# [Directions for this task]
Every record below, from first to last, should be copied exactly; leave the pictures out.

# [Working data]

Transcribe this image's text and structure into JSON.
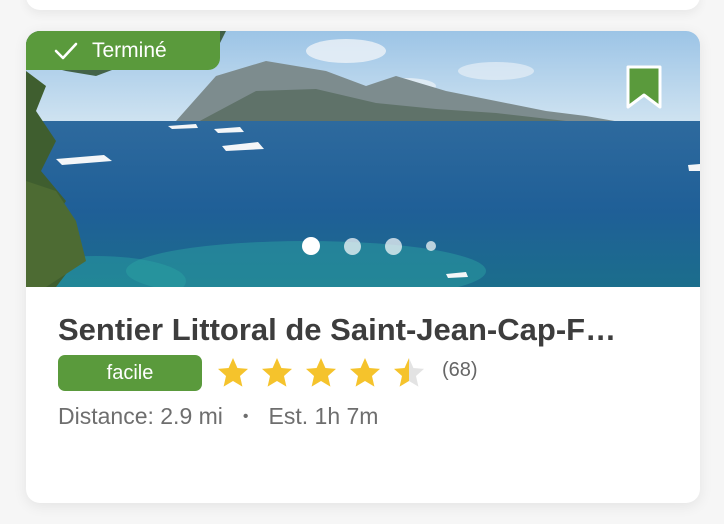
{
  "trail": {
    "status_label": "Terminé",
    "title": "Sentier Littoral de Saint-Jean-Cap-F…",
    "difficulty": "facile",
    "rating": 4.5,
    "rating_max": 5,
    "reviews": "(68)",
    "distance": "Distance: 2.9 mi",
    "separator": "•",
    "estimate": "Est. 1h 7m"
  },
  "carousel": {
    "total": 4,
    "active": 1
  },
  "colors": {
    "accent_green": "#5a9a3c",
    "star_gold": "#f5c32c",
    "star_empty": "#e3e3e3",
    "title_text": "#3d3d3d"
  },
  "icons": {
    "status": "check-icon",
    "bookmark": "bookmark-icon",
    "rating": "star-icon"
  }
}
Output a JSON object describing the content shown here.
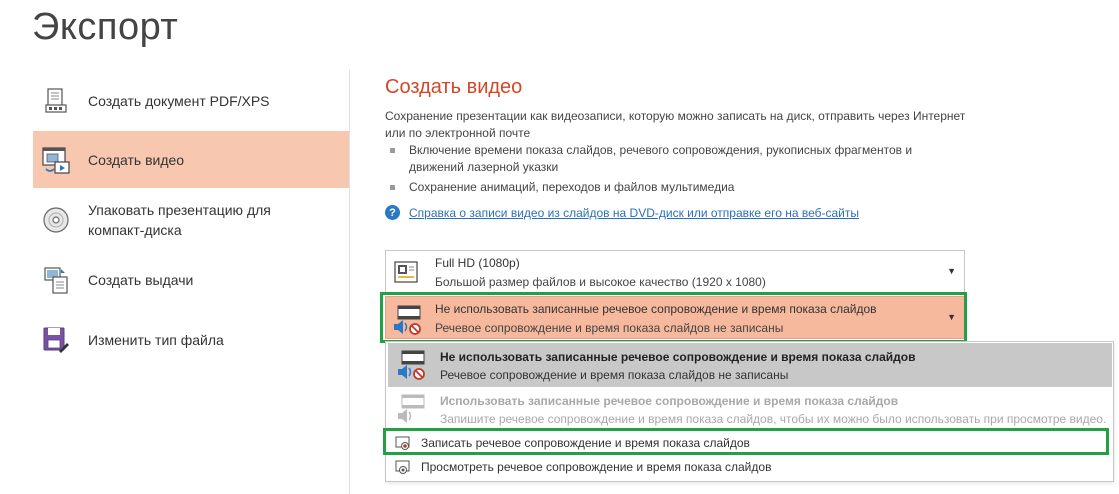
{
  "page": {
    "title": "Экспорт"
  },
  "nav": {
    "items": [
      {
        "label": "Создать документ PDF/XPS",
        "icon": "pdf-document-icon"
      },
      {
        "label": "Создать видео",
        "icon": "video-icon",
        "selected": true
      },
      {
        "label": "Упаковать презентацию для компакт-диска",
        "icon": "cd-icon"
      },
      {
        "label": "Создать выдачи",
        "icon": "handouts-icon"
      },
      {
        "label": "Изменить тип файла",
        "icon": "change-file-type-icon"
      }
    ]
  },
  "main": {
    "title": "Создать видео",
    "description": "Сохранение презентации как видеозаписи, которую можно записать на диск, отправить через Интернет или по электронной почте",
    "bullets": [
      "Включение времени показа слайдов, речевого сопровождения, рукописных фрагментов и движений лазерной указки",
      "Сохранение анимаций, переходов и файлов мультимедиа"
    ],
    "help_link": "Справка о записи видео из слайдов на DVD-диск или отправке его на веб-сайты"
  },
  "quality_dropdown": {
    "title": "Full HD (1080p)",
    "subtitle": "Большой размер файлов и высокое качество (1920 x 1080)"
  },
  "narration_dropdown": {
    "title": "Не использовать записанные речевое сопровождение и время показа слайдов",
    "subtitle": "Речевое сопровождение и время показа слайдов не записаны"
  },
  "menu": {
    "options": [
      {
        "title": "Не использовать записанные речевое сопровождение и время показа слайдов",
        "subtitle": "Речевое сопровождение и время показа слайдов не записаны"
      },
      {
        "title": "Использовать записанные речевое сопровождение и время показа слайдов",
        "subtitle": "Запишите речевое сопровождение и время показа слайдов, чтобы их можно было использовать при просмотре видео."
      }
    ],
    "record": "Записать речевое сопровождение и время показа слайдов",
    "preview": "Просмотреть речевое сопровождение и время показа слайдов"
  },
  "colors": {
    "accent": "#d24726",
    "selected_bg": "#f8c7b0",
    "highlight_outline": "#22a043",
    "link": "#2b6fb8"
  }
}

# [Task result]
Transcribe this image's text and structure into JSON.
{
  "trail": {
    "status_label": "Terminé",
    "title": "Sentier Littoral de Saint-Jean-Cap-F…",
    "difficulty": "facile",
    "rating": 4.5,
    "rating_max": 5,
    "reviews": "(68)",
    "distance": "Distance: 2.9 mi",
    "separator": "•",
    "estimate": "Est. 1h 7m"
  },
  "carousel": {
    "total": 4,
    "active": 1
  },
  "colors": {
    "accent_green": "#5a9a3c",
    "star_gold": "#f5c32c",
    "star_empty": "#e3e3e3",
    "title_text": "#3d3d3d"
  },
  "icons": {
    "status": "check-icon",
    "bookmark": "bookmark-icon",
    "rating": "star-icon"
  }
}
Output a JSON object describing the content shown here.
{
  "page": {
    "title": "Экспорт"
  },
  "nav": {
    "items": [
      {
        "label": "Создать документ PDF/XPS",
        "icon": "pdf-document-icon"
      },
      {
        "label": "Создать видео",
        "icon": "video-icon",
        "selected": true
      },
      {
        "label": "Упаковать презентацию для компакт-диска",
        "icon": "cd-icon"
      },
      {
        "label": "Создать выдачи",
        "icon": "handouts-icon"
      },
      {
        "label": "Изменить тип файла",
        "icon": "change-file-type-icon"
      }
    ]
  },
  "main": {
    "title": "Создать видео",
    "description": "Сохранение презентации как видеозаписи, которую можно записать на диск, отправить через Интернет или по электронной почте",
    "bullets": [
      "Включение времени показа слайдов, речевого сопровождения, рукописных фрагментов и движений лазерной указки",
      "Сохранение анимаций, переходов и файлов мультимедиа"
    ],
    "help_link": "Справка о записи видео из слайдов на DVD-диск или отправке его на веб-сайты"
  },
  "quality_dropdown": {
    "title": "Full HD (1080p)",
    "subtitle": "Большой размер файлов и высокое качество (1920 x 1080)"
  },
  "narration_dropdown": {
    "title": "Не использовать записанные речевое сопровождение и время показа слайдов",
    "subtitle": "Речевое сопровождение и время показа слайдов не записаны"
  },
  "menu": {
    "options": [
      {
        "title": "Не использовать записанные речевое сопровождение и время показа слайдов",
        "subtitle": "Речевое сопровождение и время показа слайдов не записаны"
      },
      {
        "title": "Использовать записанные речевое сопровождение и время показа слайдов",
        "subtitle": "Запишите речевое сопровождение и время показа слайдов, чтобы их можно было использовать при просмотре видео."
      }
    ],
    "record": "Записать речевое сопровождение и время показа слайдов",
    "preview": "Просмотреть речевое сопровождение и время показа слайдов"
  },
  "colors": {
    "accent": "#d24726",
    "selected_bg": "#f8c7b0",
    "highlight_outline": "#22a043",
    "link": "#2b6fb8"
  }
}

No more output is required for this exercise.